See you on Monday, March 28th, 2016!
This event is proudly sponsored by Ultimaker and Illinois Makerlab.
Week 2 out of 3 for the CU FabLab!
This week, we worked on digital embroidery, which was cool and the key to so many things that I would like to work with when it comes to making patches!
^ The machine that we used.
While this process was seemingly straightforward, there are multiple steps that require delicate handling and work. To start off, first, find a picture that you would like to embroider. Next, upload it into a proprietary software, SewArt, and reduce the number of colors on it through the ‘Merge’ function as well as trim so that it is within 4in by 4in. Any larger than that the machine would not be able to print it.
^Back view of the machine in action.
Once all those were done, just upload the file to the machine and select the threads that you would like to use! Choose wisely if not your embroidery is going to come out weirdly colored!

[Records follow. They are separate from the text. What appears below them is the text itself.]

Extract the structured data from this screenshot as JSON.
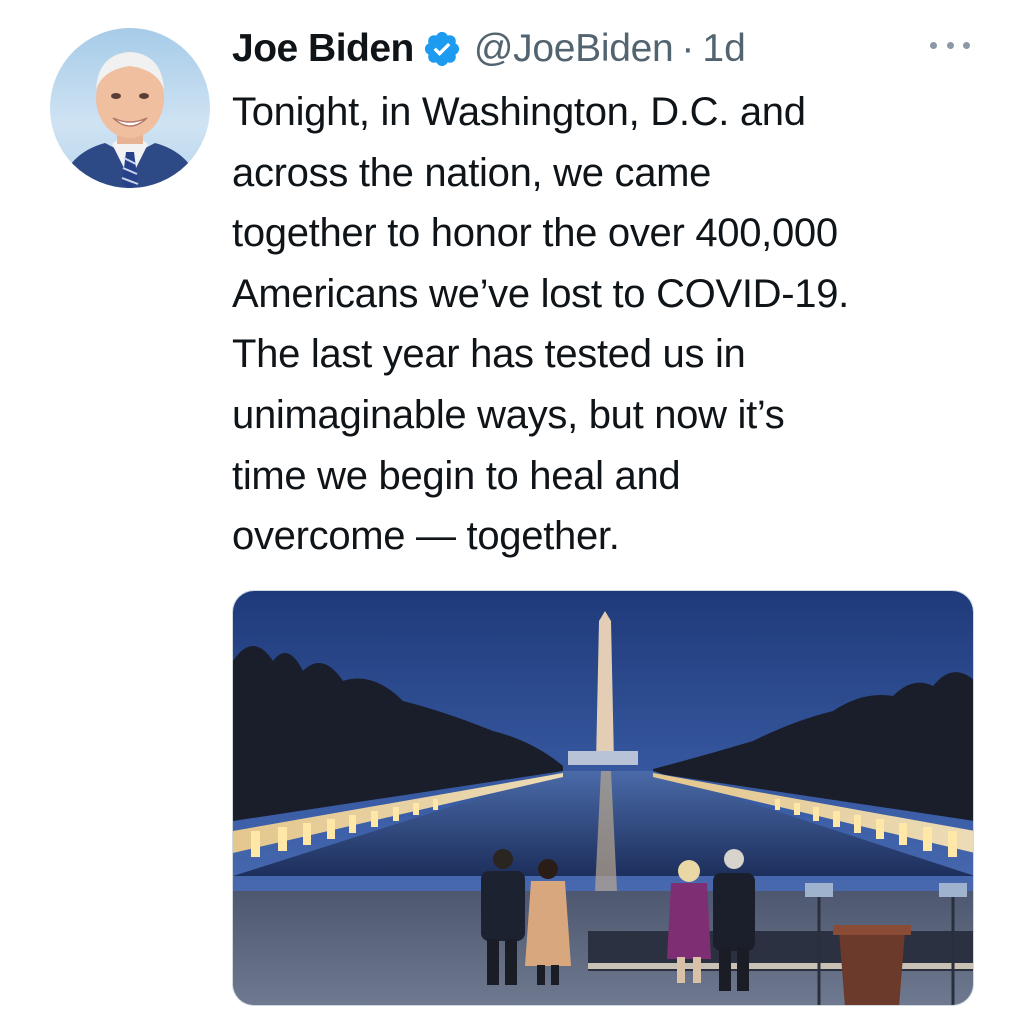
{
  "tweet": {
    "author_name": "Joe Biden",
    "handle": "@JoeBiden",
    "separator": "·",
    "time": "1d",
    "verified": true,
    "text_lines": [
      "Tonight, in Washington, D.C. and",
      "across the nation, we came",
      "together to honor the over 400,000",
      "Americans we’ve lost to COVID-19.",
      "The last year has tested us in",
      "unimaginable ways, but now it’s",
      "time we begin to heal and",
      "overcome — together."
    ]
  },
  "icons": {
    "verified": "verified-badge-icon",
    "more": "more-options-icon"
  },
  "colors": {
    "verified_blue": "#1d9bf0",
    "secondary_text": "#536471",
    "primary_text": "#0f1419"
  }
}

^ The start of my Neko Atsume print
Since I’ve been crazy about Neko Atsume (a cat collecting game), I decided to print out one of the cats from the collection! It was a relatively simple print, with six colors.
The tricky thing with these machines is that they have a tendency to scramble your thread if it is not placed correctly, so keep an eye out while it’s working its way through!

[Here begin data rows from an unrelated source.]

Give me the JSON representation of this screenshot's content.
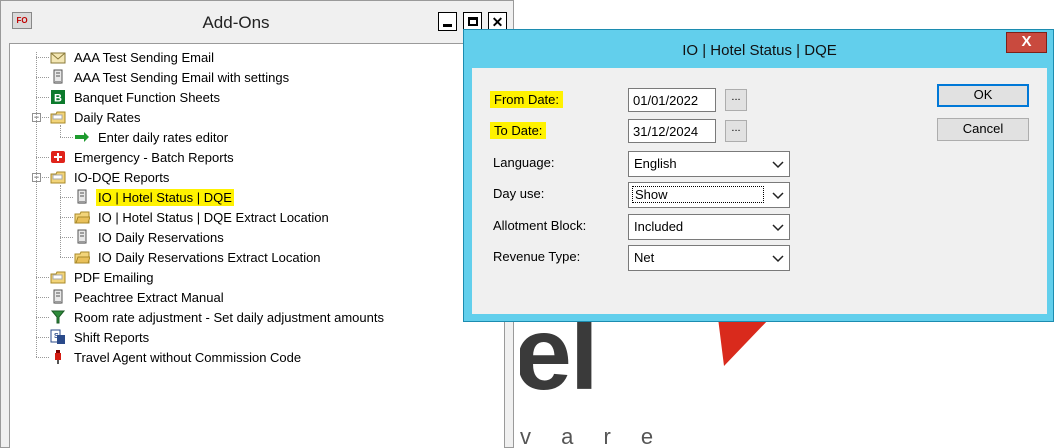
{
  "background": {
    "logo_letters": "el",
    "logo_tagline": "v a r e"
  },
  "addons": {
    "app_icon_text": "FO",
    "title": "Add-Ons",
    "tree": [
      {
        "label": "AAA Test Sending Email",
        "icon": "envelope-icon",
        "level": 1,
        "highlight": false
      },
      {
        "label": "AAA Test Sending Email with settings",
        "icon": "report-icon",
        "level": 1,
        "highlight": false
      },
      {
        "label": "Banquet Function Sheets",
        "icon": "b-badge-icon",
        "level": 1,
        "highlight": false
      },
      {
        "label": "Daily Rates",
        "icon": "folder-icon",
        "level": 1,
        "highlight": false,
        "expanded": true
      },
      {
        "label": "Enter daily rates editor",
        "icon": "green-arrow-icon",
        "level": 2,
        "highlight": false
      },
      {
        "label": "Emergency - Batch Reports",
        "icon": "red-cross-icon",
        "level": 1,
        "highlight": false
      },
      {
        "label": "IO-DQE Reports",
        "icon": "folder-icon",
        "level": 1,
        "highlight": false,
        "expanded": true
      },
      {
        "label": "IO | Hotel Status | DQE",
        "icon": "report-icon",
        "level": 2,
        "highlight": true
      },
      {
        "label": "IO | Hotel Status | DQE  Extract Location",
        "icon": "folder-open-icon",
        "level": 2,
        "highlight": false
      },
      {
        "label": "IO Daily Reservations",
        "icon": "report-icon",
        "level": 2,
        "highlight": false
      },
      {
        "label": "IO Daily Reservations  Extract Location",
        "icon": "folder-open-icon",
        "level": 2,
        "highlight": false
      },
      {
        "label": "PDF Emailing",
        "icon": "folder-icon",
        "level": 1,
        "highlight": false
      },
      {
        "label": "Peachtree Extract Manual",
        "icon": "report-icon",
        "level": 1,
        "highlight": false
      },
      {
        "label": "Room rate adjustment  -  Set daily adjustment amounts",
        "icon": "funnel-icon",
        "level": 1,
        "highlight": false
      },
      {
        "label": "Shift Reports",
        "icon": "shift-report-icon",
        "level": 1,
        "highlight": false
      },
      {
        "label": "Travel Agent without Commission Code",
        "icon": "red-pin-icon",
        "level": 1,
        "highlight": false
      }
    ]
  },
  "dialog": {
    "title": "IO | Hotel Status | DQE",
    "close_glyph": "X",
    "from_date_label": "From Date:",
    "from_date_value": "01/01/2022",
    "to_date_label": "To Date:",
    "to_date_value": "31/12/2024",
    "picker_label": "...",
    "language_label": "Language:",
    "language_value": "English",
    "day_use_label": "Day use:",
    "day_use_value": "Show",
    "allotment_label": "Allotment Block:",
    "allotment_value": "Included",
    "revenue_label": "Revenue Type:",
    "revenue_value": "Net",
    "ok_label": "OK",
    "cancel_label": "Cancel"
  },
  "colors": {
    "dialog_frame": "#62cfec",
    "highlight": "#fff200",
    "close_red": "#c94a3e"
  }
}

It is important to cut away all the excess thread when the machine goes from one part to another since it might be overlapping another color’s area!
Final products! I had a bit of time left after finishing up the first one, so I did a Mr. Tubbs one as well~
Honestly, before this class, I have never thought of fabrications as something that can be digitalized. My impression of fabrics is always the traditional hand sewing or a person using the sewing machine. This embroidery machine works almost like a 3D printing machine, just with different materials and techniques. One good thing about these machines is that if an error was made, one can just lift up the needle and backtrack it so that the machine reembroiders that part. Maybe 3D printings might have this function one day too? A failsafe in case something happens!
Now that I’ve learned how to use this machine, I’m going to explore more into it and see if I could potentially add this to my project! Maybe one day I might be able to justify buying one of these machines to use on my fashion projects.
This week we went to CU FABLAB to learn how to make with Arduino, laser/vinyl cutters, digital fabrics!
I got the chance to try my hand at Arduino, which turned out to be super fascinating! Sorry for the photo spam that’s going to happen in literally a second, but it was a very trigger-happy day for me.
^ A shot of the inside of the lab from where I was sitting
^ Jeff giving us a presentation
We took a tour of the Fablab after Jeff’s presentation (didn’t take any pictures), and sat down at the Arduino section with Colten. He gave us a broad overview of how it worked and ran us through a tutorial of how to make the LED blink on command as well as how to make the motor move.
^ My first contact with an Arduino board!
^ A closer look at the board
^ The front of an LED Arduino panel. I hope I can work with this one day!
^ The back of the panel….wonder how long it took to solder all those points…
^ The Arduino hooked up to an LED light and a motor!
This session was fascinating to me, and I’m glad to have the chance to try out this! When I was younger I was part of the robotics club, and we did something similar to this, just with Lego blocks that functioned like an Arduino. Being able to wire and reroute and program my own program made it super fun!
I would definitely come back during spring break to putter around the lab and try out more stuff. This has giving me many ideas to work with regarding the final project, and I’m super excited to get cracking on it!